    • @Brandon, no one really knows what the “Soviet Scientists” really did. But I can understand the logic. Even Pietro Mennea had this type of training, which worked for him, but maybe not for you?

      • Hello

        I knew a “soviet” sprint coach in the 90’s(Ben Tabachnik) he told me that Borzov was considered “very talented”. I read once where someone said that Borzov was on a small amout of D-Bol(the steroid) and was one of the first athletes to make extensive use of the “Shock Method”(plyometrics).

          • Jimson, my e-mail sent earlier today agrees with you and Brandon that Borzov was the greatest “made” sprinter ever. His training regimen is one example, and perhaps drugs are another [“nothing surprises”], but his mechanics were perhaps the most perfect ever. I recall one of those rolled strips of frames I saw in the ’70s that showed him lifting his hands at the gun. Two physics reasons this makes sense: 1. by Newton’s third law, raising hands lowers body more than just gravity alone; 2. the consequent motion of the hands forward and back are achieved with a shorter radius of rotation, thus making the entire motion of lift and arm drive just as fast and more effective than the “usual” motion.

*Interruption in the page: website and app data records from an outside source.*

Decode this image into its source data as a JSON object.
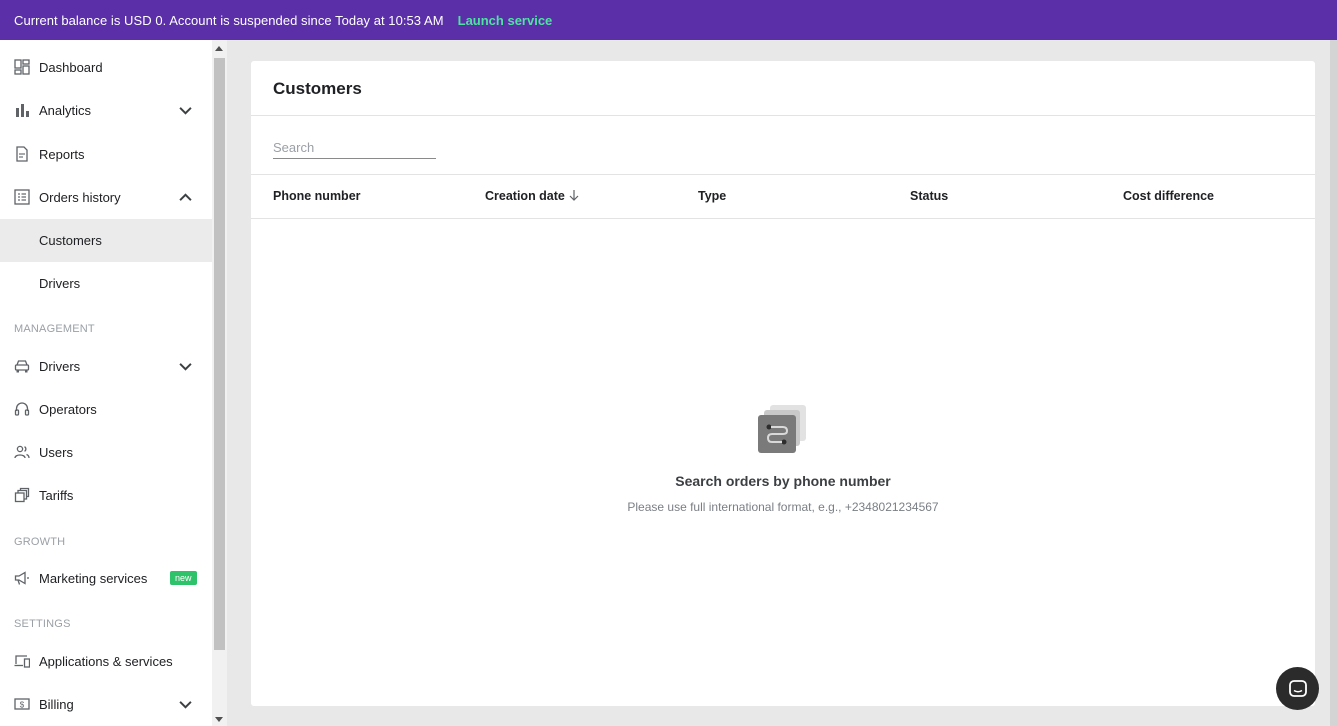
{
  "banner": {
    "message": "Current balance is USD 0. Account is suspended since Today at 10:53 AM",
    "launch_label": "Launch service"
  },
  "sidebar": {
    "items": [
      {
        "key": "dashboard",
        "label": "Dashboard",
        "icon": "dashboard-icon"
      },
      {
        "key": "analytics",
        "label": "Analytics",
        "icon": "bar-chart-icon",
        "expandable": true,
        "expanded": false
      },
      {
        "key": "reports",
        "label": "Reports",
        "icon": "document-icon"
      },
      {
        "key": "orders-history",
        "label": "Orders history",
        "icon": "list-icon",
        "expandable": true,
        "expanded": true
      },
      {
        "key": "customers",
        "label": "Customers",
        "active": true,
        "sub": true
      },
      {
        "key": "drivers-history",
        "label": "Drivers",
        "sub": true
      }
    ],
    "management_label": "MANAGEMENT",
    "management": [
      {
        "key": "drivers",
        "label": "Drivers",
        "icon": "car-icon",
        "expandable": true,
        "expanded": false
      },
      {
        "key": "operators",
        "label": "Operators",
        "icon": "headset-icon"
      },
      {
        "key": "users",
        "label": "Users",
        "icon": "people-icon"
      },
      {
        "key": "tariffs",
        "label": "Tariffs",
        "icon": "tariffs-icon"
      }
    ],
    "growth_label": "GROWTH",
    "growth": [
      {
        "key": "marketing",
        "label": "Marketing services",
        "icon": "megaphone-icon",
        "badge": "new"
      }
    ],
    "settings_label": "SETTINGS",
    "settings": [
      {
        "key": "apps",
        "label": "Applications & services",
        "icon": "devices-icon"
      },
      {
        "key": "billing",
        "label": "Billing",
        "icon": "billing-icon",
        "expandable": true,
        "expanded": false
      }
    ]
  },
  "main": {
    "title": "Customers",
    "search_placeholder": "Search",
    "columns": [
      "Phone number",
      "Creation date",
      "Type",
      "Status",
      "Cost difference"
    ],
    "sort_column": "Creation date",
    "sort_direction": "descending",
    "empty": {
      "title": "Search orders by phone number",
      "subtitle": "Please use full international format, e.g., +2348021234567"
    }
  },
  "colors": {
    "banner_bg": "#5a2fa8",
    "launch_link": "#4ee3a0",
    "badge_bg": "#2ec26a",
    "active_item_bg": "#ebebeb",
    "page_bg": "#e8e8e8"
  }
}
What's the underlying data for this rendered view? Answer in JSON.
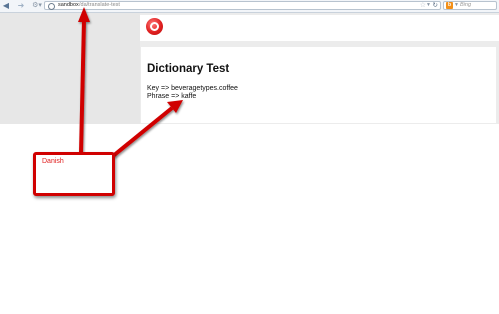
{
  "browser": {
    "url_host": "sandbox",
    "url_path": "/da/translate-test",
    "search_placeholder": "Bing",
    "search_engine_glyph": "b",
    "icons": [
      "back-icon",
      "forward-icon",
      "site-identity-icon",
      "globe-icon",
      "star-icon",
      "dropmarker-icon",
      "reload-icon",
      "search-engine-icon"
    ]
  },
  "page": {
    "title": "Dictionary Test",
    "key_line": "Key => beveragetypes.coffee",
    "phrase_line": "Phrase => kaffe"
  },
  "annotation": {
    "label": "Danish",
    "color": "#d00000"
  },
  "colors": {
    "logo": "#e02020",
    "sidebar_gray": "#e7e7e7"
  }
}
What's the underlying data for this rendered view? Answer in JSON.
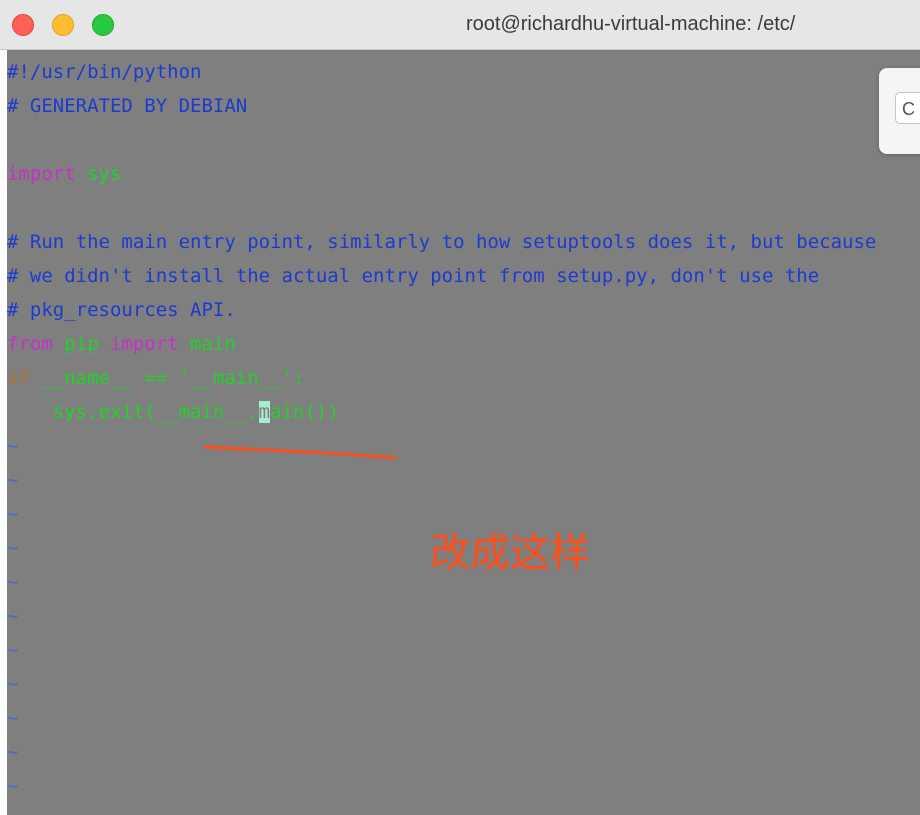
{
  "window": {
    "title": "root@richardhu-virtual-machine: /etc/"
  },
  "editor": {
    "lines": [
      {
        "spans": [
          {
            "text": "#!/usr/bin/python",
            "color": "#1d3ad0"
          }
        ]
      },
      {
        "spans": [
          {
            "text": "# GENERATED BY DEBIAN",
            "color": "#1d3ad0"
          }
        ]
      },
      {
        "spans": []
      },
      {
        "spans": [
          {
            "text": "import",
            "color": "#c530c8"
          },
          {
            "text": " sys",
            "color": "#22d22a"
          }
        ]
      },
      {
        "spans": []
      },
      {
        "spans": [
          {
            "text": "# Run the main entry point, similarly to how setuptools does it, but because",
            "color": "#1d3ad0"
          }
        ]
      },
      {
        "spans": [
          {
            "text": "# we didn't install the actual entry point from setup.py, don't use the",
            "color": "#1d3ad0"
          }
        ]
      },
      {
        "spans": [
          {
            "text": "# pkg_resources API.",
            "color": "#1d3ad0"
          }
        ]
      },
      {
        "spans": [
          {
            "text": "from",
            "color": "#c530c8"
          },
          {
            "text": " pip ",
            "color": "#22d22a"
          },
          {
            "text": "import",
            "color": "#c530c8"
          },
          {
            "text": " main",
            "color": "#22d22a"
          }
        ]
      },
      {
        "spans": [
          {
            "text": "if",
            "color": "#b8702a"
          },
          {
            "text": " __name__ == '__main__':",
            "color": "#22d22a"
          }
        ]
      },
      {
        "spans": [
          {
            "text": "    sys.exit(__main__.",
            "color": "#22d22a"
          },
          {
            "text": "m",
            "color": "#7f7f7f",
            "cursor": true
          },
          {
            "text": "ain())",
            "color": "#22d22a"
          }
        ]
      }
    ],
    "tilde_char": "~",
    "tilde_count": 11
  },
  "find_popup": {
    "field_text": "C"
  },
  "annotation": {
    "text": "改成这样",
    "color": "#ff4d1a"
  }
}
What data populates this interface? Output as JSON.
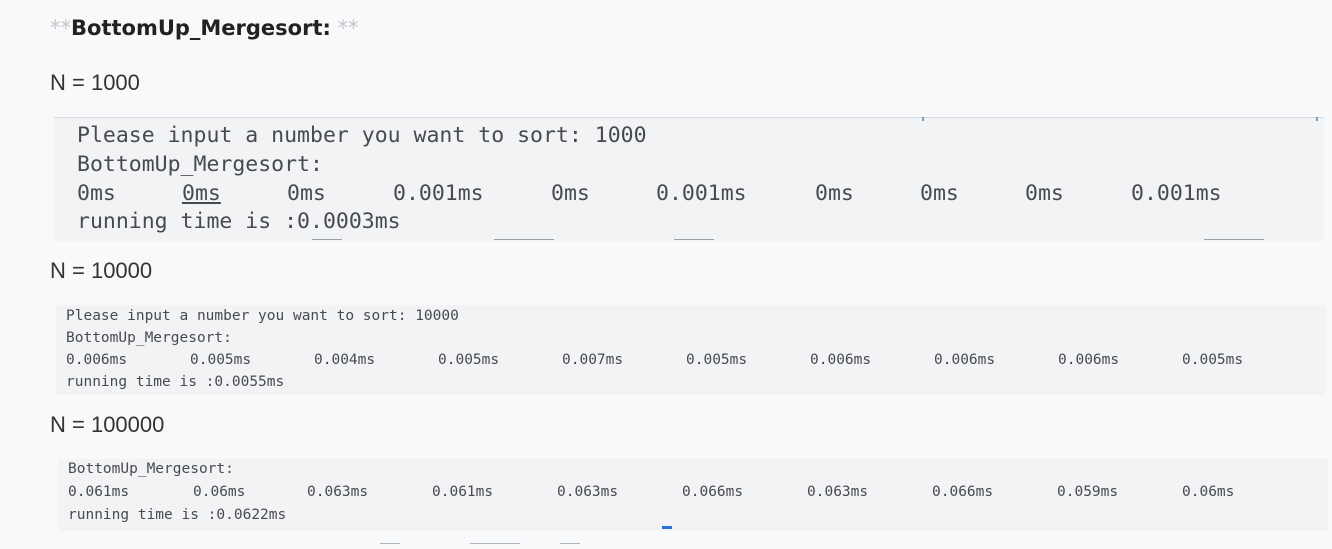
{
  "heading": {
    "md_prefix": "**",
    "title": "BottomUp_Mergesort:",
    "md_suffix": " **"
  },
  "sections": [
    {
      "n_label": "N = 1000",
      "prompt_line": "Please input a number you want to sort: 1000",
      "algo_line": "BottomUp_Mergesort:",
      "times": [
        "0ms",
        "0ms",
        "0ms",
        "0.001ms",
        "0ms",
        "0.001ms",
        "0ms",
        "0ms",
        "0ms",
        "0.001ms"
      ],
      "running": "running time is :0.0003ms"
    },
    {
      "n_label": "N = 10000",
      "prompt_line": "Please input a number you want to sort: 10000",
      "algo_line": "BottomUp_Mergesort:",
      "times": [
        "0.006ms",
        "0.005ms",
        "0.004ms",
        "0.005ms",
        "0.007ms",
        "0.005ms",
        "0.006ms",
        "0.006ms",
        "0.006ms",
        "0.005ms"
      ],
      "running": "running time is :0.0055ms"
    },
    {
      "n_label": "N = 100000",
      "algo_line": "BottomUp_Mergesort:",
      "times": [
        "0.061ms",
        "0.06ms",
        "0.063ms",
        "0.061ms",
        "0.063ms",
        "0.066ms",
        "0.063ms",
        "0.066ms",
        "0.059ms",
        "0.06ms"
      ],
      "running": "running time is :0.0622ms"
    }
  ]
}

I’ve had success teaching this as a coach, but perhaps only because of a “Dumbo’s feather” mental factor. Thus I asked you whether you had any frames that could confirm or deny my recollections. Thanks.

  • Hello
    Although Borzov took advantage of the Soviet system of the time
    Petrovski had his own ideas implemented in addition to Borzov
    beng very “talented” . He ran a 10.2 at age 17 !